Problem statement: How many lines in the records below contain the word "bulk"? Reply with the number alone.

Material shown:

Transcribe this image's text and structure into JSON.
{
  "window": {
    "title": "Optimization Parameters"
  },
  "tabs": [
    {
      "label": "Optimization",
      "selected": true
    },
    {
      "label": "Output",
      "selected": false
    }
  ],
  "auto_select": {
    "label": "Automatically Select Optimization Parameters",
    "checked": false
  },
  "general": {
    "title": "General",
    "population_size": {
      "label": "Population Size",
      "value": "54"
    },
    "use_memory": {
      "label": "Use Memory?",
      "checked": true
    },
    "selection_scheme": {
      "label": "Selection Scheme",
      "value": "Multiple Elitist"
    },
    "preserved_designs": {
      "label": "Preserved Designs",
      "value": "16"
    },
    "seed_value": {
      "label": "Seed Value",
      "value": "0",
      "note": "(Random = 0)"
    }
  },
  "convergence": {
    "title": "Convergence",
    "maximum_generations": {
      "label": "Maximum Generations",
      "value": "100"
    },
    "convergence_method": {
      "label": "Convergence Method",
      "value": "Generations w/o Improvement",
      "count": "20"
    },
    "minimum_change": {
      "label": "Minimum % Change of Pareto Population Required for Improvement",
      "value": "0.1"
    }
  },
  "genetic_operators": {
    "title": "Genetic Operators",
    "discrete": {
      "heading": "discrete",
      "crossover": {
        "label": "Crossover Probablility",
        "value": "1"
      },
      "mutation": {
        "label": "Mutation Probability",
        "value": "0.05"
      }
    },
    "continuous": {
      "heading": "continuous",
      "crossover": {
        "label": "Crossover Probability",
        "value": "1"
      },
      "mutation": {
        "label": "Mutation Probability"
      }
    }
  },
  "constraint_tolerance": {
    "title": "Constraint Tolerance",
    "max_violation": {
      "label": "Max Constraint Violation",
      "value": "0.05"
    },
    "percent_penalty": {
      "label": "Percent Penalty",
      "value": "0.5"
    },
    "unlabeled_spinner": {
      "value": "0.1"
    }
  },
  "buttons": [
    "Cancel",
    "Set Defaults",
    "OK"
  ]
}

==

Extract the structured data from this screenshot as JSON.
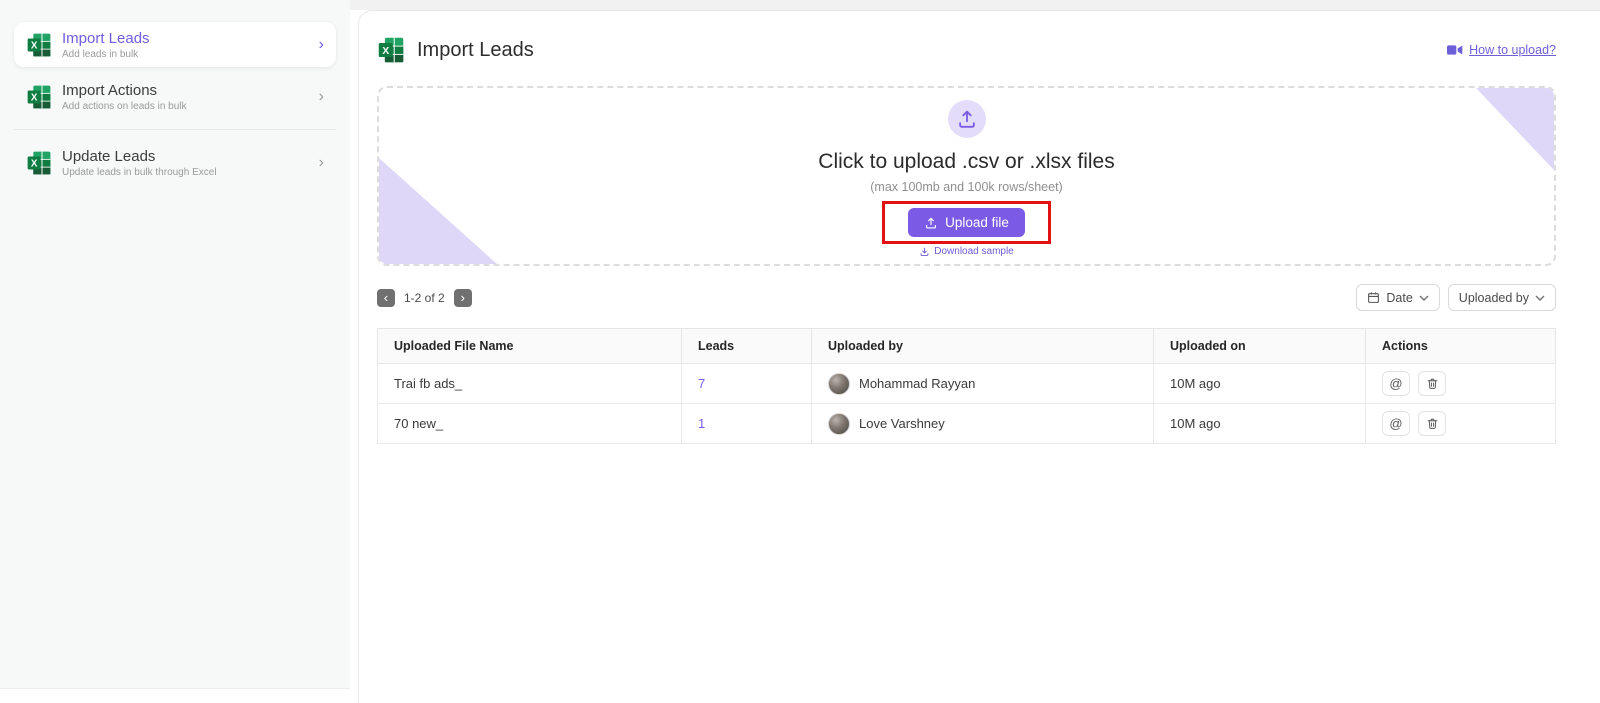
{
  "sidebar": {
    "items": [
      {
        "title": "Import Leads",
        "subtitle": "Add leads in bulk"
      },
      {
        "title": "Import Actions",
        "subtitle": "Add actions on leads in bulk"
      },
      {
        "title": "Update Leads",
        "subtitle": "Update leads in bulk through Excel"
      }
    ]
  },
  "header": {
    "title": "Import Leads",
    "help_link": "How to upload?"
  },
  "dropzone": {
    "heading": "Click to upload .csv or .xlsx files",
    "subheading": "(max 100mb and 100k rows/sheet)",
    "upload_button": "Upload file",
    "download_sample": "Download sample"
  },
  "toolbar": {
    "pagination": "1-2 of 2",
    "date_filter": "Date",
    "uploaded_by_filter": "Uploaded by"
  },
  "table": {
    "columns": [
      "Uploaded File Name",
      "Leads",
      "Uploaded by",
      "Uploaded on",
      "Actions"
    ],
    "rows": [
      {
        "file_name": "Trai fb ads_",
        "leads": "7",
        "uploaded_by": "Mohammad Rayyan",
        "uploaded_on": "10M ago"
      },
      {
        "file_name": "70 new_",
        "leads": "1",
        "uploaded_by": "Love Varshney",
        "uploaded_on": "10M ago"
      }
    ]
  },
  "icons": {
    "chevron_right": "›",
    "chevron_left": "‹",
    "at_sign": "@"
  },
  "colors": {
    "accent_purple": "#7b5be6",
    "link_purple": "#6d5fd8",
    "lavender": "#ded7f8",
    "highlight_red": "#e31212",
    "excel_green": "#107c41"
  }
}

Written solution: 3